● What to do
For the word "chevron", search the records and show each line in which it occurs.

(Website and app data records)
Segment Open

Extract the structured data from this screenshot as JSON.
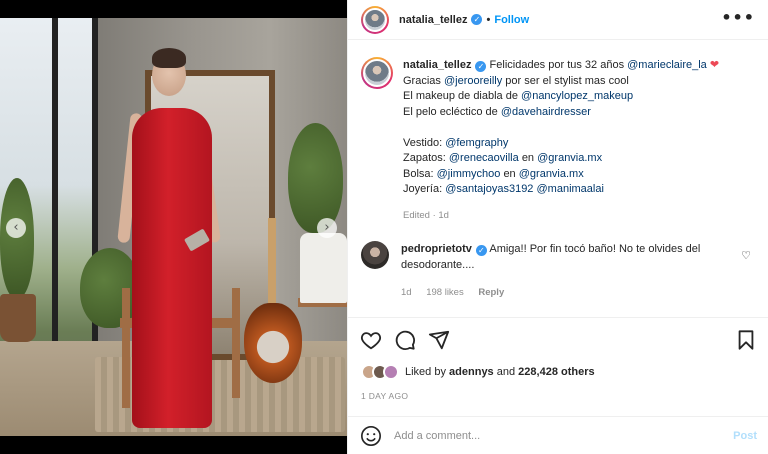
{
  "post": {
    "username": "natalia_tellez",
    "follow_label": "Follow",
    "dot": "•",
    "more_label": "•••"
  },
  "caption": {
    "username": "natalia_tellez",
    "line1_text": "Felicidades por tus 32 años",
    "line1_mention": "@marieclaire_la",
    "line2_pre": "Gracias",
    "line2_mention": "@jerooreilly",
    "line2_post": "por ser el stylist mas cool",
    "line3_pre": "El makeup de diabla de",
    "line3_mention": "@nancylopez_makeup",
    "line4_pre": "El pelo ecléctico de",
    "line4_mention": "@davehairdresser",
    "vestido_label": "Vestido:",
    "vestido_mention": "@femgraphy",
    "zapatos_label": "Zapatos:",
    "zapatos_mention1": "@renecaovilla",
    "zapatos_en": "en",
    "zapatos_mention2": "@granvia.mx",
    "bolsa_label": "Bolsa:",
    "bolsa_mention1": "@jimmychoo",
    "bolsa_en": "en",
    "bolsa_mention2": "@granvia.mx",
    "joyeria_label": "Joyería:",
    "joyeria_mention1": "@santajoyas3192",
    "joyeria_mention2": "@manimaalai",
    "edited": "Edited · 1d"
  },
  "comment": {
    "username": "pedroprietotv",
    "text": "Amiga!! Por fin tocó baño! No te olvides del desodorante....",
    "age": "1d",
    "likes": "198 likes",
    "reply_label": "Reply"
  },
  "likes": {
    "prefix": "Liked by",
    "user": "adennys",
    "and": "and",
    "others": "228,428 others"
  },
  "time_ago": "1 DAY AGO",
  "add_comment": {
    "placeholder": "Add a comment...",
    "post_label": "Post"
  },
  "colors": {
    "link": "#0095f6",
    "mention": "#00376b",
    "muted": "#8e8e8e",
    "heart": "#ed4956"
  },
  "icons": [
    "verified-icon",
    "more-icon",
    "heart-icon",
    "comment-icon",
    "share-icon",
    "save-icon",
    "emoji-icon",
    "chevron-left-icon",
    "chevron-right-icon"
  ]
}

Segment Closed
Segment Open

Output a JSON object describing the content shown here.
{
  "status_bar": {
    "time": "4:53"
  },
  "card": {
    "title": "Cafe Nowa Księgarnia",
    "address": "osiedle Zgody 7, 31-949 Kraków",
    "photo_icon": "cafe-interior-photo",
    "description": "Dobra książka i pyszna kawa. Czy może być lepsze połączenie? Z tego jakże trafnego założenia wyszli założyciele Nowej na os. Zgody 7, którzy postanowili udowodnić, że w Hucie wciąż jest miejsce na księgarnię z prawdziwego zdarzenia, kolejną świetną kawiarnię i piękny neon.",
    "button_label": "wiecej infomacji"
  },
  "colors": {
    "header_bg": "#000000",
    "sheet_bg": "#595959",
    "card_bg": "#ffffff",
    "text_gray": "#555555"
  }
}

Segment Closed

● Output of the task
    "chevron-left-icon",
    "chevron-right-icon"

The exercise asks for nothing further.